It was the afternoon and I was relaxing on the front porch when I noticed Jessy running towards me. The slaves have been able to move around more freely ever since Uncle Ed had left. He shoved a paper in my face and told me to read it out loud. It was about President Lincoln’s Emancipation Proclamation. As I read it, I reached the part he wanted to hear, “all persons held as slaves within any State or designated part of a State, the people whereof shall then be in rebellion against the United States, shall be then, thenceforward, and forever free.” President Abraham Lincoln was giving the slaves an opportunity to gain their freedom.. From that point, I knew what Jessy was going to do. He was going to join the Union army and win his freedom.

Mar. 1863

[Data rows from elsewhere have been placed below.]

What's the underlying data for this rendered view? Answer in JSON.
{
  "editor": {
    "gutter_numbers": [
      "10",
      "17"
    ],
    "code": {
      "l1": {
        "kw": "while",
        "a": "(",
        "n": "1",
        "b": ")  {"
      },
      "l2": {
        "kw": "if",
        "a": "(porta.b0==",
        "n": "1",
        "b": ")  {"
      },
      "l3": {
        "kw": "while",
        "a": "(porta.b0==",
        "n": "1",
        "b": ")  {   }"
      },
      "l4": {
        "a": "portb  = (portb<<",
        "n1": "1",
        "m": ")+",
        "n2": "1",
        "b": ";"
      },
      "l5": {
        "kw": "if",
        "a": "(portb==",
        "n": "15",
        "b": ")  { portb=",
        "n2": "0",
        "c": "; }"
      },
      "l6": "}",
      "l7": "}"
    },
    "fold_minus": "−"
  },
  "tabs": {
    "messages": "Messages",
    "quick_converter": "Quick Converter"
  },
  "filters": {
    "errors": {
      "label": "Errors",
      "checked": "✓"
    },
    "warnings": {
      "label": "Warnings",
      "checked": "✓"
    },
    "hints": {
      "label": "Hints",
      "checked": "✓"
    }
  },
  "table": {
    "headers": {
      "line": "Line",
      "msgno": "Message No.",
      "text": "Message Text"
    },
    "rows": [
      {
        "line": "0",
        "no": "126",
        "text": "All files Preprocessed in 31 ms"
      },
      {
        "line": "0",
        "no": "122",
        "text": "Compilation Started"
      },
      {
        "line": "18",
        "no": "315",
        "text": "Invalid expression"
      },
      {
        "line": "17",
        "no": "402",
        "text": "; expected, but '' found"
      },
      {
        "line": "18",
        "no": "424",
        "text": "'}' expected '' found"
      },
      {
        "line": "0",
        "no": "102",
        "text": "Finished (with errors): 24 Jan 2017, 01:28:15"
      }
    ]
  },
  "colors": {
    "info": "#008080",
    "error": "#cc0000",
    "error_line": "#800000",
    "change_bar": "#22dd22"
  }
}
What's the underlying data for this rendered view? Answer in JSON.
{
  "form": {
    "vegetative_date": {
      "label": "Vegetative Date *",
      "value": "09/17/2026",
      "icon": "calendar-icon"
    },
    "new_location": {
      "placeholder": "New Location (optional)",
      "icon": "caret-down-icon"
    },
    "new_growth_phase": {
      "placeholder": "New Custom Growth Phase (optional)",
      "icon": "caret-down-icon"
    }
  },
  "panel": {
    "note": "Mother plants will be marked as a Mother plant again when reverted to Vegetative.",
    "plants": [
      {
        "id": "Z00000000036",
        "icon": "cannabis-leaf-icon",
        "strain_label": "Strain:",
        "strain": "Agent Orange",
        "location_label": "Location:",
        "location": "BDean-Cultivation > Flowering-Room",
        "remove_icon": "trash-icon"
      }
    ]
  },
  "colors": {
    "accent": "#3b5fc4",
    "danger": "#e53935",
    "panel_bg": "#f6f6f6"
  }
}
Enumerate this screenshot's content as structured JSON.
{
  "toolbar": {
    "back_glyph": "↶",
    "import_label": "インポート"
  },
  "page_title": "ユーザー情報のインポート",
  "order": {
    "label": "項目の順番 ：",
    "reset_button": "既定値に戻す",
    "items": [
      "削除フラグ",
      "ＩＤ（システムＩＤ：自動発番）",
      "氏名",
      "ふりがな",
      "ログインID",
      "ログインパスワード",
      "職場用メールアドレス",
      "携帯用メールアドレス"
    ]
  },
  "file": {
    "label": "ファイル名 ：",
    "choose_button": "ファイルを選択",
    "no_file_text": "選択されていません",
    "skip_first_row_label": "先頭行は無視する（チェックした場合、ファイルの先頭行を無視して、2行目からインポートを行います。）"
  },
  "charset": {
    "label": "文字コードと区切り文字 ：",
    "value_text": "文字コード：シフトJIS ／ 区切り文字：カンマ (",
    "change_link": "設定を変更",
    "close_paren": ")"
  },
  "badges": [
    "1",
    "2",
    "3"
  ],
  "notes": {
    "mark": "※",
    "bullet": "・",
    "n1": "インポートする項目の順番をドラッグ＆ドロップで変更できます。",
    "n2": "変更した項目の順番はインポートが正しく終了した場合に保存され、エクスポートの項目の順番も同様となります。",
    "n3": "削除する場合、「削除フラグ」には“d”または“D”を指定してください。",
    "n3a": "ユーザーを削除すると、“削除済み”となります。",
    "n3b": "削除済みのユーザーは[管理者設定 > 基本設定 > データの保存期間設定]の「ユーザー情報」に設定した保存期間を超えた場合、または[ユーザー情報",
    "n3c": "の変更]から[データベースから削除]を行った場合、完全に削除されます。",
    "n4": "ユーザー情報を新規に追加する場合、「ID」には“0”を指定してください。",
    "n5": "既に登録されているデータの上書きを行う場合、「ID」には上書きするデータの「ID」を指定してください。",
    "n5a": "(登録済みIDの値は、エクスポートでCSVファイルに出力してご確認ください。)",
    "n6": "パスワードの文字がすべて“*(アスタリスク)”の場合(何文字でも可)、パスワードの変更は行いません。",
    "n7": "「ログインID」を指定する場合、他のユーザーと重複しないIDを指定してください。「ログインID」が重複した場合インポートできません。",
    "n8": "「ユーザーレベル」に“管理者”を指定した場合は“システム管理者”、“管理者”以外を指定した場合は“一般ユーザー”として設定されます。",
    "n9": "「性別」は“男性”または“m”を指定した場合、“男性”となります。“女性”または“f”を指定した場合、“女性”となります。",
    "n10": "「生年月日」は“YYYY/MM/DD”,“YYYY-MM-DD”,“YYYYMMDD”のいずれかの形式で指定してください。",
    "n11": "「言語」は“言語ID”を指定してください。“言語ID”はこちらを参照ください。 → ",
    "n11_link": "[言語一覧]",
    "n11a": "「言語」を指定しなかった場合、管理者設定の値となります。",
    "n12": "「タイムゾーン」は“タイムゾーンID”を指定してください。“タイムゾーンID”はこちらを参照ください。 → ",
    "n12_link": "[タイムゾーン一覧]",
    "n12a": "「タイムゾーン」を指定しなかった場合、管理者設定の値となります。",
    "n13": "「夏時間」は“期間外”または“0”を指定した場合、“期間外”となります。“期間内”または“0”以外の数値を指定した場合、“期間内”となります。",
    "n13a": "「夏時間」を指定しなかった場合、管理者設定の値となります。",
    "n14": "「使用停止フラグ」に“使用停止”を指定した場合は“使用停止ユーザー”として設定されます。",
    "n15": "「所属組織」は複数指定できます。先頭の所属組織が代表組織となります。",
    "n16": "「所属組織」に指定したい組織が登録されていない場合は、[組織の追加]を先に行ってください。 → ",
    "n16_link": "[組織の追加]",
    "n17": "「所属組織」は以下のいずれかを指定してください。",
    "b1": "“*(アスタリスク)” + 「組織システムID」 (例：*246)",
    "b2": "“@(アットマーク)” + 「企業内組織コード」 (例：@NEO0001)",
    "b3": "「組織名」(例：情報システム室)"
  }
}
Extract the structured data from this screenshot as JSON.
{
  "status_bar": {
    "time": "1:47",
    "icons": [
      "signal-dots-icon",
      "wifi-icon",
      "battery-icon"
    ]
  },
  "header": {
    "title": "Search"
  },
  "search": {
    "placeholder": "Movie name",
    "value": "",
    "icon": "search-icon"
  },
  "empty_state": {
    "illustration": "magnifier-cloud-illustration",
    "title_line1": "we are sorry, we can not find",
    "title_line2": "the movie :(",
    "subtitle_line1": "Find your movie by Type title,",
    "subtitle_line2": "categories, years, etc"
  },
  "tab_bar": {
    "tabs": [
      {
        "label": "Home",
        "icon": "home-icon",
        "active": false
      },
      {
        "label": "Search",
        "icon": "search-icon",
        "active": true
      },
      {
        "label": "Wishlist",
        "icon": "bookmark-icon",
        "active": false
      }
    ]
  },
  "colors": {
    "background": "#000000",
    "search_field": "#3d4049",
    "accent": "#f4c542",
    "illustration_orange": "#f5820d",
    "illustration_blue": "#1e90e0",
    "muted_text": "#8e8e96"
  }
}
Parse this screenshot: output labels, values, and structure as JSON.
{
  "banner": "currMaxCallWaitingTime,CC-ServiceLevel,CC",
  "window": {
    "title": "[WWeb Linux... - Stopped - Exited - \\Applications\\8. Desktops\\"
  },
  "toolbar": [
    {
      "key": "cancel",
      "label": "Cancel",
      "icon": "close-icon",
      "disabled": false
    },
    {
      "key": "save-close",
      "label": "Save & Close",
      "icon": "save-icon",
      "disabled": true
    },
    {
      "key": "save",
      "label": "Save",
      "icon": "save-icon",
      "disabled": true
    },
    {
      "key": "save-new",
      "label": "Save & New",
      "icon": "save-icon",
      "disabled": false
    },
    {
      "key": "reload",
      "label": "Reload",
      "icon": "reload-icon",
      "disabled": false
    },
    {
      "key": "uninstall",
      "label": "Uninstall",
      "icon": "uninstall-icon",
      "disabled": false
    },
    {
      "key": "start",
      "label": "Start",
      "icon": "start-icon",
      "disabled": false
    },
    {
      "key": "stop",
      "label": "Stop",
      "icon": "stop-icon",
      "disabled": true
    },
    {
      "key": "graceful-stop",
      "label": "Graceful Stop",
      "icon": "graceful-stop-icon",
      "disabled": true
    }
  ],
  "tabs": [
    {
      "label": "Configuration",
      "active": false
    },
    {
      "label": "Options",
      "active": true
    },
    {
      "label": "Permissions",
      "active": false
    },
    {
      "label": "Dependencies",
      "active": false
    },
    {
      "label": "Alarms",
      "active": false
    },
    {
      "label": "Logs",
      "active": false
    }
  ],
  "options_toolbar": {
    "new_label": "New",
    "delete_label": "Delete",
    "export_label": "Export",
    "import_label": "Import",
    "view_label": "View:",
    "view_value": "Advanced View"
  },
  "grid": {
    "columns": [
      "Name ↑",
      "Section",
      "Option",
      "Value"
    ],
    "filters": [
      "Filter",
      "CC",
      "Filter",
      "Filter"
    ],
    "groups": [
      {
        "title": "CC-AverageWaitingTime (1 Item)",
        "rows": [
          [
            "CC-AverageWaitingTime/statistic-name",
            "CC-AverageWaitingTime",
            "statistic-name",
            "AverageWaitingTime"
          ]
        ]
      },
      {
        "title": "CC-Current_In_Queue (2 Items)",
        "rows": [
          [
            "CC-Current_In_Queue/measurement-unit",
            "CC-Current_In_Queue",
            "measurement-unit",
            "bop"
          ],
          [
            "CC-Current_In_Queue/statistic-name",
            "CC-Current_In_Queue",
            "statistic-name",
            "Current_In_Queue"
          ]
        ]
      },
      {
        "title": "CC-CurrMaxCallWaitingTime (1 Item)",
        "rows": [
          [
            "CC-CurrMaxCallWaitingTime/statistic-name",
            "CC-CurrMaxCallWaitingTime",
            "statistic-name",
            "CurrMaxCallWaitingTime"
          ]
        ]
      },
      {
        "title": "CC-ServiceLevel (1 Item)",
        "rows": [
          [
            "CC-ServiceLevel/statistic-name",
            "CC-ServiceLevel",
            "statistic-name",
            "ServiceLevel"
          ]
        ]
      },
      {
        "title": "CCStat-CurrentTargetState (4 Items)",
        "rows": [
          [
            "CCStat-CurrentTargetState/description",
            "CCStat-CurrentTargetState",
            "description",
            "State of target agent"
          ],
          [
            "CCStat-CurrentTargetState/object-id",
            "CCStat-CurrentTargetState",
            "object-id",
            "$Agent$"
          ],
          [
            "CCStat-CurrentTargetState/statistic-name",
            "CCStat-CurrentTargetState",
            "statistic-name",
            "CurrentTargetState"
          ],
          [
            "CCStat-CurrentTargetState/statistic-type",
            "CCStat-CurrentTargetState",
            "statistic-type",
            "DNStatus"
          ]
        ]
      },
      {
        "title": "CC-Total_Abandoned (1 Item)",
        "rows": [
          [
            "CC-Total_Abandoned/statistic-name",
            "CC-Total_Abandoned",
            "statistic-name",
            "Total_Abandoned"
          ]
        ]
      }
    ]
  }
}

Aunt May could not stand being alone in the house anymore. Without any slaves or men left on the plantation, she declares to me that we will be leaving for a hospital near Charleston Harbor. There, we could help the Confederates with their wounded. I was not so keen on the idea of traveling near a battlefield but I had no choice in the matter, we were going to Charleston Harbor to aid as nurses. Throughout the winter, we prepared extra uniforms and blankets to give to the soldiers. With the extra scraps I had, I was able to secretly make a small Union flag.

Mar. 1863

Aunt May and I had safely arrived at the hospital near Charleston Harbor. While Aunt May learned to take care of the wounds of the soldiers, my job was to carry the supplies for her and the other nurses. I cannot say I enjoyed the time I spent there but it did give me an opportunity I may have never gotten. I was running an errand when I encountered a Union spy dressed as a Confederate soldier. He was severely wounded and did not have much time to live. Desperate, he told me how to contact the Union and give them the valuable information he had tucked away in his uniform. I accepted the piece of paper and tucked it into my dress pocket. But before I could ask any questions, he had passed on. I had felt the piece of paper in my pocket deep in thought. After a while, I had decided that I would help the dead soldier and finish his task for the benefit of the Union.

April 7, 1863

I had successfully crossed over to the Union side and was accepted immediately when I told them about the piece of paper. As a reward, I had been able to meet Father, who I had not seen for 3 years. No words could describe the emotions I felt upon seeing the face of Father. However, before we could talk about the past 3 years, he was called to fight in his last battle, the Battle of Charleston Harbor. The Union took the first move and attacked the Confederate defenses under the command of Du Pont. But the Union ships were unable to pass through the defenses and ended up severely damaged with one sunk. I later on found out that Father had been placed in the front lines and was immediately killed by a bullet. I could not bear staying near the battlefield any longer and was sent home with Father’s belt and buckle.




Post a Comment

Be the first to comment on this article!

Site Feedback